By Lesley Wroughton

NEW DELHI (Reuters) - Pakistan needs to join other nations in fighting terrorists within its borders, U.S. Secretary of State John Kerry urged on Tuesday, saying Islamabad should not feel isolated by talks between the United States, India and Afghanistan next month in New York.

Kerry announced the Afghanistan initiative on a visit to New Delhi for the annual U.S.-India strategic dialogue. His show of support for his Indian hosts marked a change from Washington's usual neutrality regarding India and Pakistan, South Asia's two nuclear-armed antagonists.

Tensions between Pakistan and India have spiked of late, as an uprising in Indian-administered Kashmir killed more than 60 people and injured thousands. Pakistan and India each claim the disputed territory in full but rule it only in part.

Washington has long urged India and Pakistan to reopen talks to resolve the tensions and Kerry will discuss the issue with Indian Prime Minister Narendra Modi on Wednesday.

Addressing a news conference, Kerry denounced terrorism in all its forms.
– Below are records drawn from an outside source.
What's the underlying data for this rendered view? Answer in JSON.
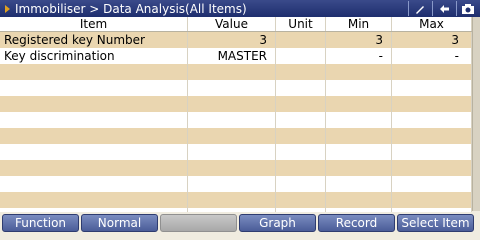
{
  "title": {
    "breadcrumb": "Immobiliser > Data Analysis(All Items)",
    "icons": [
      "pen-icon",
      "back-arrow-icon",
      "camera-icon"
    ]
  },
  "table": {
    "columns": [
      "Item",
      "Value",
      "Unit",
      "Min",
      "Max"
    ],
    "rows": [
      {
        "item": "Registered key Number",
        "value": "3",
        "unit": "",
        "min": "3",
        "max": "3"
      },
      {
        "item": "Key discrimination",
        "value": "MASTER",
        "unit": "",
        "min": "-",
        "max": "-"
      }
    ]
  },
  "footer": {
    "buttons": [
      "Function",
      "Normal",
      "",
      "Graph",
      "Record",
      "Select Item"
    ]
  },
  "colors": {
    "titlebar": "#1e2e6e",
    "row_stripe": "#ead6b0",
    "button": "#4a5c98"
  }
}
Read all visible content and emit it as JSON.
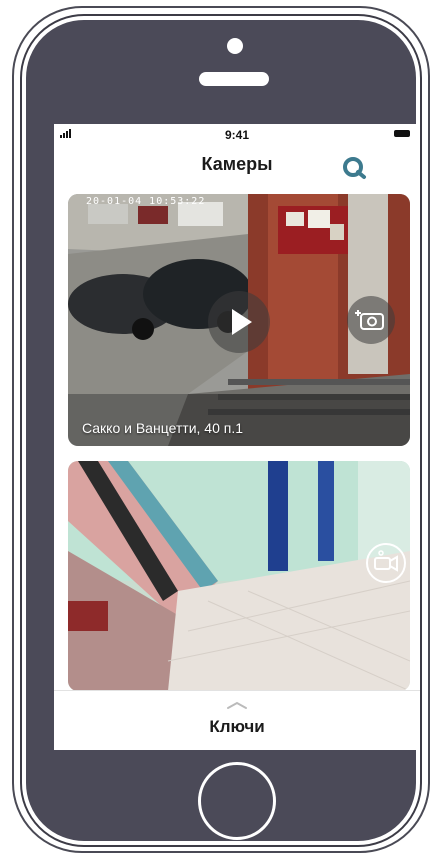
{
  "status_bar": {
    "time": "9:41"
  },
  "header": {
    "title": "Камеры",
    "search_icon": "search-icon"
  },
  "cameras": [
    {
      "overlay_timestamp": "20-01-04 10:53:22",
      "caption": "Сакко и Ванцетти, 40 п.1",
      "play_icon": "play-icon",
      "snapshot_icon": "camera-snapshot-icon"
    },
    {
      "video_icon": "video-camera-icon"
    }
  ],
  "bottom_sheet": {
    "title": "Ключи",
    "handle_icon": "chevron-up-icon"
  },
  "colors": {
    "phone_body": "#4b4a58",
    "accent": "#3d7a8e",
    "screen_bg": "#ffffff"
  }
}
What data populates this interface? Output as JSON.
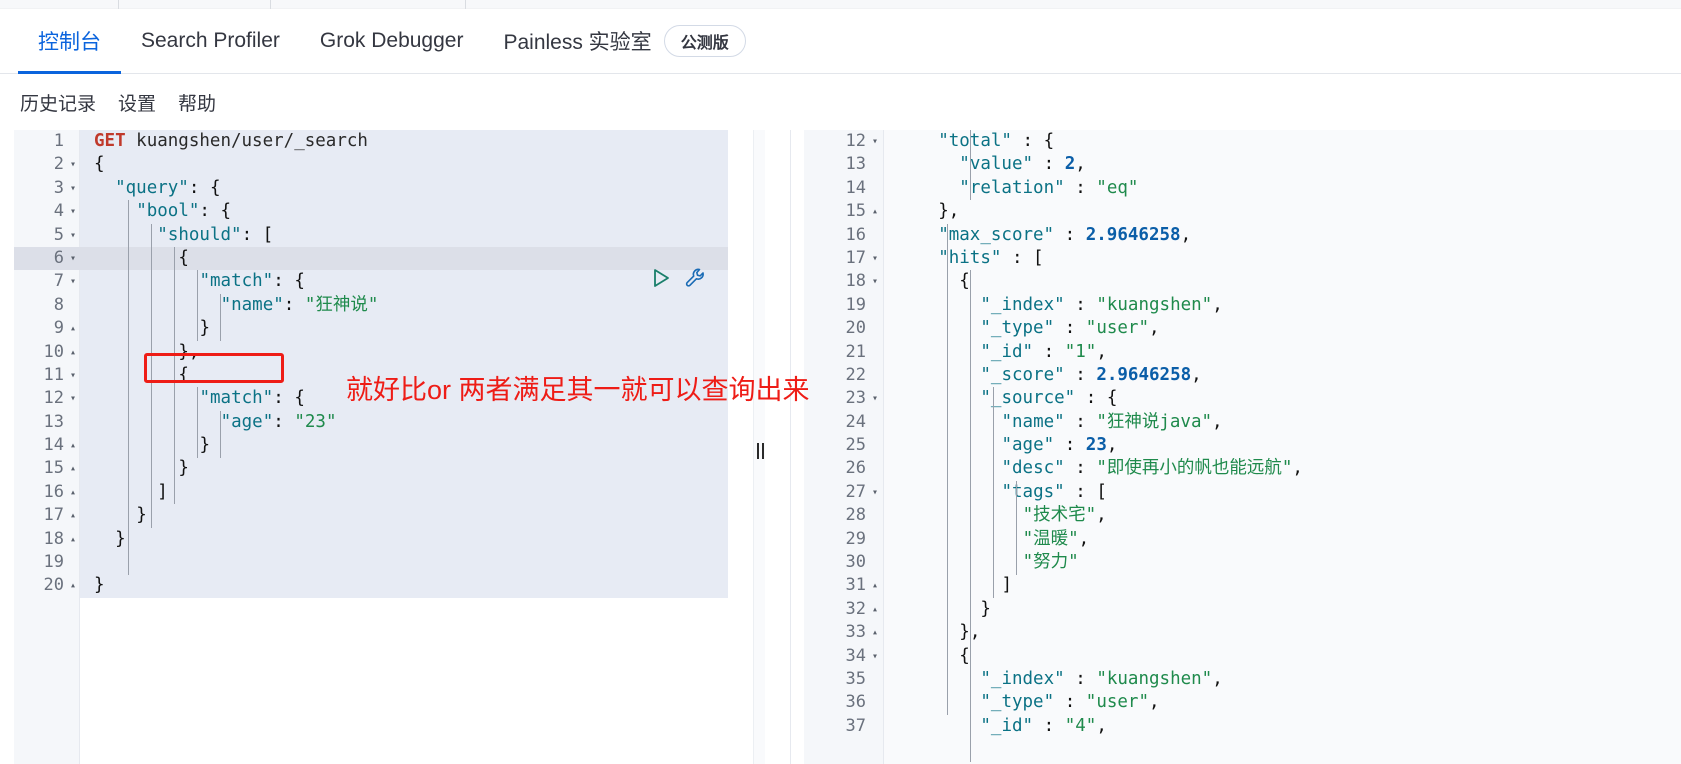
{
  "app": {
    "name": "Kibana Dev Tools Console",
    "accent_color": "#0b64dd",
    "annotation_color": "#ee1c16"
  },
  "tabs": [
    {
      "label": "控制台",
      "active": true
    },
    {
      "label": "Search Profiler",
      "active": false
    },
    {
      "label": "Grok Debugger",
      "active": false
    },
    {
      "label": "Painless 实验室",
      "active": false
    }
  ],
  "beta_badge": {
    "label": "公测版"
  },
  "submenu": {
    "items": [
      {
        "label": "历史记录"
      },
      {
        "label": "设置"
      },
      {
        "label": "帮助"
      }
    ]
  },
  "icons": {
    "play": "play-icon",
    "wrench": "wrench-icon",
    "splitter": "splitter-grip-icon"
  },
  "annotations": {
    "red_text": "就好比or 两者满足其一就可以查询出来",
    "red_box_target": "\"should\": ["
  },
  "request_editor": {
    "name": "console-request-editor",
    "current_line": 6,
    "lines": [
      {
        "n": 1,
        "fold": "",
        "text": "GET kuangshen/user/_search",
        "type": "request-line"
      },
      {
        "n": 2,
        "fold": "▾",
        "text": "{"
      },
      {
        "n": 3,
        "fold": "▾",
        "text": "  \"query\": {"
      },
      {
        "n": 4,
        "fold": "▾",
        "text": "    \"bool\": {"
      },
      {
        "n": 5,
        "fold": "▾",
        "text": "      \"should\": ["
      },
      {
        "n": 6,
        "fold": "▾",
        "text": "        {"
      },
      {
        "n": 7,
        "fold": "▾",
        "text": "          \"match\": {"
      },
      {
        "n": 8,
        "fold": "",
        "text": "            \"name\": \"狂神说\""
      },
      {
        "n": 9,
        "fold": "▴",
        "text": "          }"
      },
      {
        "n": 10,
        "fold": "▴",
        "text": "        },"
      },
      {
        "n": 11,
        "fold": "▾",
        "text": "        {"
      },
      {
        "n": 12,
        "fold": "▾",
        "text": "          \"match\": {"
      },
      {
        "n": 13,
        "fold": "",
        "text": "            \"age\": \"23\""
      },
      {
        "n": 14,
        "fold": "▴",
        "text": "          }"
      },
      {
        "n": 15,
        "fold": "▴",
        "text": "        }"
      },
      {
        "n": 16,
        "fold": "▴",
        "text": "      ]"
      },
      {
        "n": 17,
        "fold": "▴",
        "text": "    }"
      },
      {
        "n": 18,
        "fold": "▴",
        "text": "  }"
      },
      {
        "n": 19,
        "fold": "",
        "text": ""
      },
      {
        "n": 20,
        "fold": "▴",
        "text": "}"
      }
    ]
  },
  "response_editor": {
    "name": "console-response-viewer",
    "first_visible_line": 12,
    "lines": [
      {
        "n": 12,
        "fold": "▾",
        "text": "    \"total\" : {"
      },
      {
        "n": 13,
        "fold": "",
        "text": "      \"value\" : 2,"
      },
      {
        "n": 14,
        "fold": "",
        "text": "      \"relation\" : \"eq\""
      },
      {
        "n": 15,
        "fold": "▴",
        "text": "    },"
      },
      {
        "n": 16,
        "fold": "",
        "text": "    \"max_score\" : 2.9646258,"
      },
      {
        "n": 17,
        "fold": "▾",
        "text": "    \"hits\" : ["
      },
      {
        "n": 18,
        "fold": "▾",
        "text": "      {"
      },
      {
        "n": 19,
        "fold": "",
        "text": "        \"_index\" : \"kuangshen\","
      },
      {
        "n": 20,
        "fold": "",
        "text": "        \"_type\" : \"user\","
      },
      {
        "n": 21,
        "fold": "",
        "text": "        \"_id\" : \"1\","
      },
      {
        "n": 22,
        "fold": "",
        "text": "        \"_score\" : 2.9646258,"
      },
      {
        "n": 23,
        "fold": "▾",
        "text": "        \"_source\" : {"
      },
      {
        "n": 24,
        "fold": "",
        "text": "          \"name\" : \"狂神说java\","
      },
      {
        "n": 25,
        "fold": "",
        "text": "          \"age\" : 23,"
      },
      {
        "n": 26,
        "fold": "",
        "text": "          \"desc\" : \"即使再小的帆也能远航\","
      },
      {
        "n": 27,
        "fold": "▾",
        "text": "          \"tags\" : ["
      },
      {
        "n": 28,
        "fold": "",
        "text": "            \"技术宅\","
      },
      {
        "n": 29,
        "fold": "",
        "text": "            \"温暖\","
      },
      {
        "n": 30,
        "fold": "",
        "text": "            \"努力\""
      },
      {
        "n": 31,
        "fold": "▴",
        "text": "          ]"
      },
      {
        "n": 32,
        "fold": "▴",
        "text": "        }"
      },
      {
        "n": 33,
        "fold": "▴",
        "text": "      },"
      },
      {
        "n": 34,
        "fold": "▾",
        "text": "      {"
      },
      {
        "n": 35,
        "fold": "",
        "text": "        \"_index\" : \"kuangshen\","
      },
      {
        "n": 36,
        "fold": "",
        "text": "        \"_type\" : \"user\","
      },
      {
        "n": 37,
        "fold": "",
        "text": "        \"_id\" : \"4\","
      }
    ]
  },
  "response_values": {
    "total_value": 2,
    "total_relation": "eq",
    "max_score": 2.9646258,
    "hits": [
      {
        "_index": "kuangshen",
        "_type": "user",
        "_id": "1",
        "_score": 2.9646258,
        "_source": {
          "name": "狂神说java",
          "age": 23,
          "desc": "即使再小的帆也能远航",
          "tags": [
            "技术宅",
            "温暖",
            "努力"
          ]
        }
      },
      {
        "_index": "kuangshen",
        "_type": "user",
        "_id": "4"
      }
    ]
  }
}
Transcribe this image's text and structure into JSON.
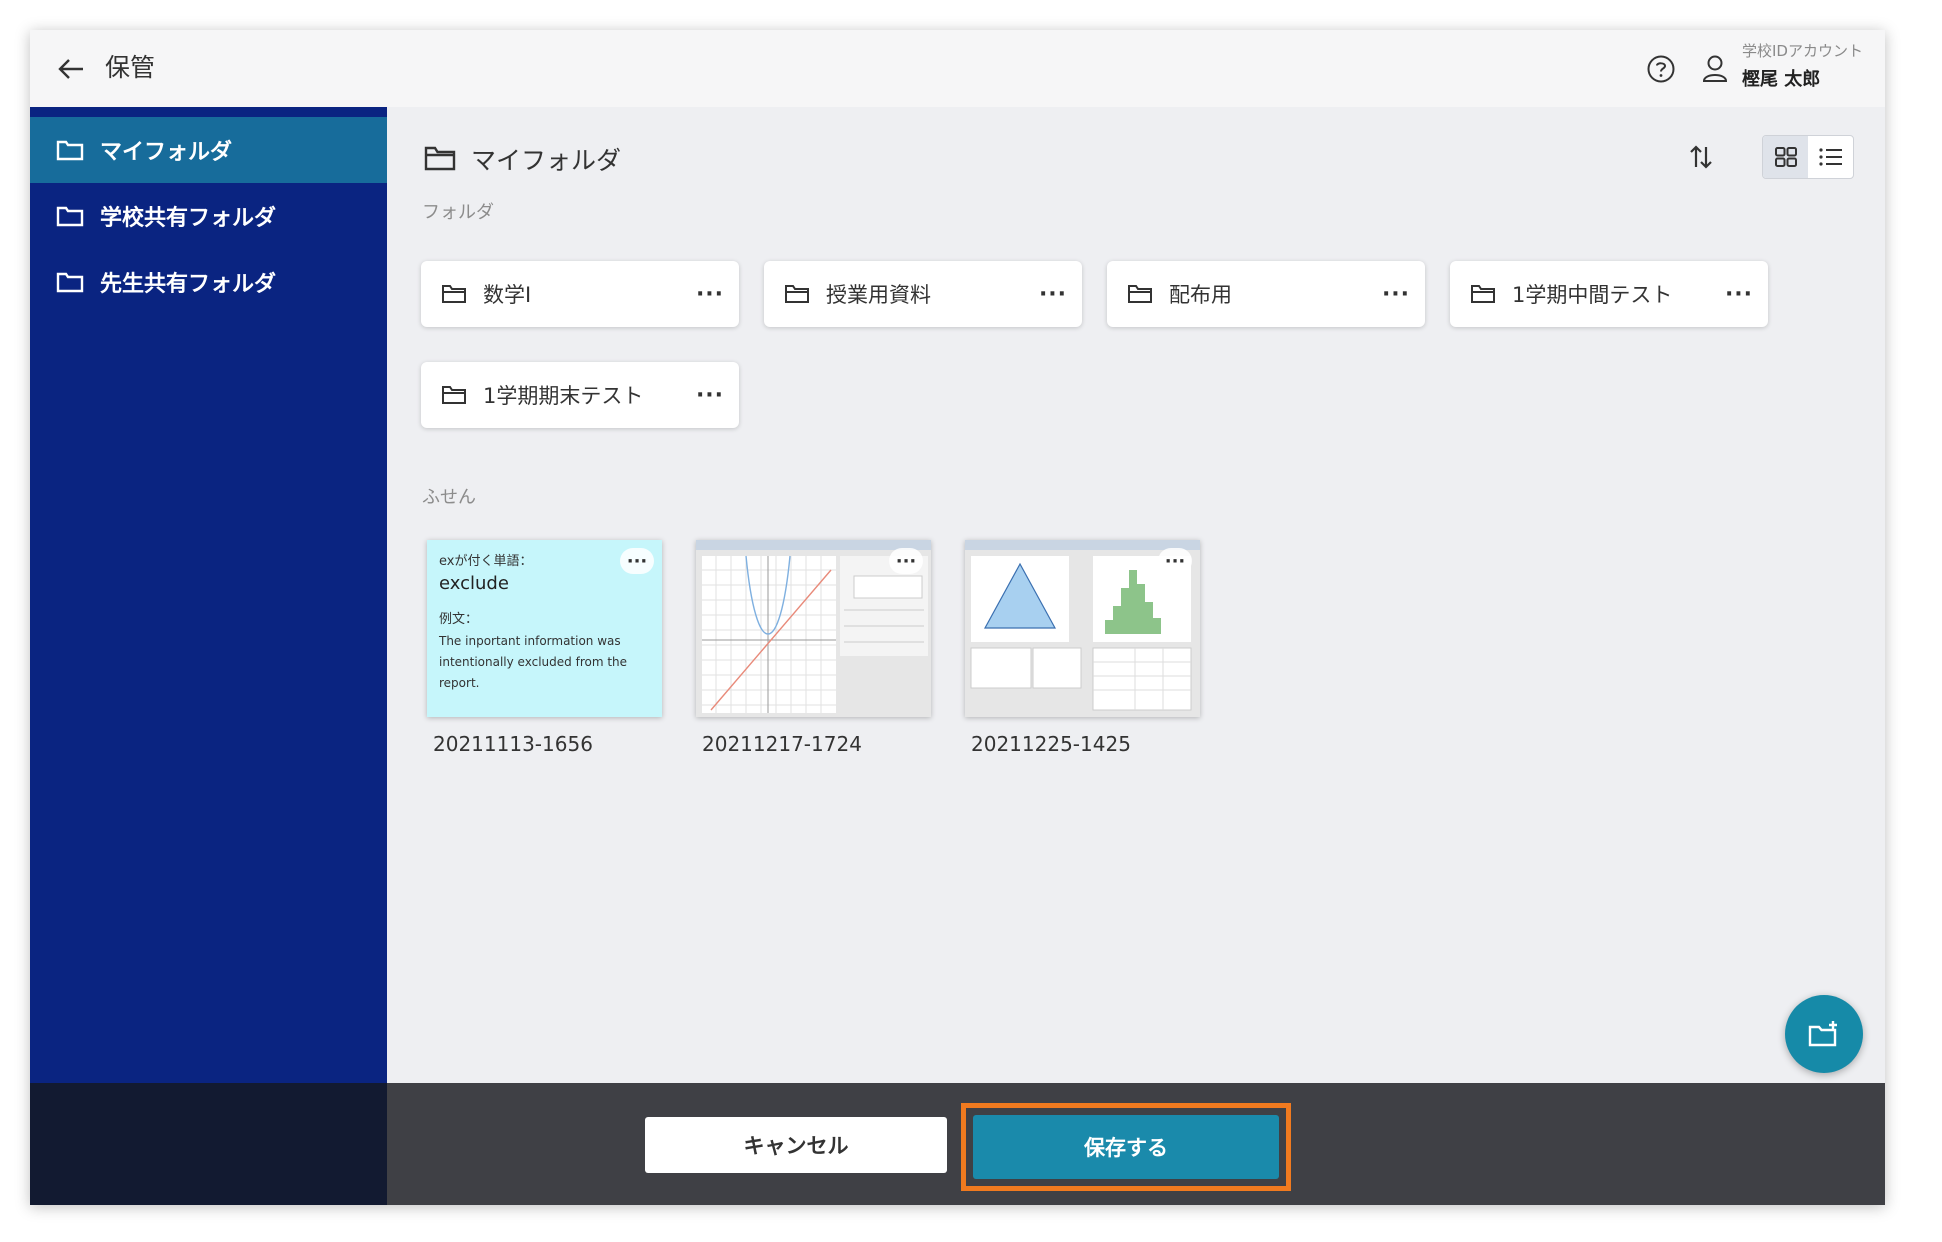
{
  "header": {
    "title": "保管",
    "account_label": "学校IDアカウント",
    "user_name": "樫尾 太郎"
  },
  "sidebar": {
    "items": [
      {
        "label": "マイフォルダ",
        "active": true
      },
      {
        "label": "学校共有フォルダ",
        "active": false
      },
      {
        "label": "先生共有フォルダ",
        "active": false
      }
    ]
  },
  "main": {
    "title": "マイフォルダ",
    "folders_label": "フォルダ",
    "notes_label": "ふせん",
    "folders": [
      {
        "name": "数学Ⅰ"
      },
      {
        "name": "授業用資料"
      },
      {
        "name": "配布用"
      },
      {
        "name": "1学期中間テスト"
      },
      {
        "name": "1学期期末テスト"
      }
    ],
    "notes": [
      {
        "date": "20211113-1656",
        "type": "sticky",
        "line1": "exが付く単語：",
        "word": "exclude",
        "example_label": "例文：",
        "example_text": "The inportant information was intentionally excluded from the report."
      },
      {
        "date": "20211217-1724",
        "type": "graph"
      },
      {
        "date": "20211225-1425",
        "type": "stats"
      }
    ],
    "more_label": "···"
  },
  "footer": {
    "cancel_label": "キャンセル",
    "save_label": "保存する"
  },
  "colors": {
    "sidebar_bg": "#0a2481",
    "sidebar_active": "#176c9b",
    "accent": "#1a8aab",
    "highlight": "#f07a1f",
    "sticky_bg": "#c6f6fb"
  }
}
He said the perpetrators of attacks on Indian soil - in Mumbai in 2008 and at an airbase in Punjab last January - should be brought to justice.

"We cannot and will not make distinctions between good and bad terrorists," Kerry said. "Terror is terror no matter where it comes from, (or) who carries it out."

India accuses Pakistan of responsibility for both attacks. Pakistan is trying suspects in the Mumbai attacks, in which 166 people died. Investigations into this year's airbase attack have so far been inconclusive.

India's minister for external affairs, Sushma Swaraj, struck a similar note, saying there was a "meeting of minds" between her and Kerry on terrorism, which she described as the foremost threat to international peace and security.

Kerry said the United States would open the trilateral talks on the sidelines of the U.N. General Assembly in New York next month. Its goal is to stabilize Afghanistan, whose U.S.-backed government is struggling to contain Taliban rebels.

India has provided a little over $2 billion in economic assistance to Afghanistan in the last 15 years and said recently it would deliver more arms to Afghanistan.

Kerry said the United States was working to address tensions in Afghanistan's fragile coalition of President Ashraf Ghani and Chief Executive Abdullah Abdullah. India's participation in the talks could only help strengthen those efforts and underscore to the Afghan leaders the importance of a stable and unified Afghanistan, he added.

"My hope is that Pakistan as a country is not isolated by this but is encouraged by this," Kerry said. He said had spoken to Pakistan's Prime Minister Nawaz Sharif about the need for his country to deprive any group of "sanctuary."

"It is vital that Pakistan join with other nations in tackling this challenge, and in fairness in recent weeks and months they have been moving more authoritatively in the western part of the country," Kerry added.

Asked what it will take to re-open talks with Pakistan, Suwaraj said India was not the one creating tensions with Pakistan.

"We told them we want to solve our problems through talks," she said, "But they did things that forced us to suspend the dialogue. The least we expect is there should be action against the perpetrators. Talks can only happen if there is action on their side."

STRONGER TIES

Kerry described the talks with India as "constructive" and said the sides had made headway on a variety of issues, including cyber-security and expanded cooperation on terrorist screening. He said the United States would do more to help upgrade India's power grid and work to provide financing for clean energy projects.

"We are witnessing a moment that defines for certain a very different and renewed relationship between the United States and India," Kerry said.

U.S. Commerce Secretary Penny Pritzker said she would look into India's concerns over an increase in visa fee for professionals that New Delhi has protested, arguing it is a barrier to the movement of workers.

"It is imperative that we look into that issue," Pritzker told the news conference. "The United States recognizes the enormous contribution of foreign workers to our economy, including workers from India."

In March, India filed a complaint with the World Trade Organization, protesting the doubling of the fees for H-1B and L-1 work visas and limits on their numbers.

Earlier, Swaraj said she hoped the next U.S. president would continue the dialogue that also seeks input from companies, which this year included e-commerce giant Amazon and wireless technology firm Qualcomm.

India is keen to attract foreign investment to back Prime Minister Narendra Modi's "Make in India" initiative. Foreign investors want reassurance that Asia's third-largest economy is becoming an easier place to do business.

(Editing by Douglas Busvine and Simon Cameron-Moore, Larry King.)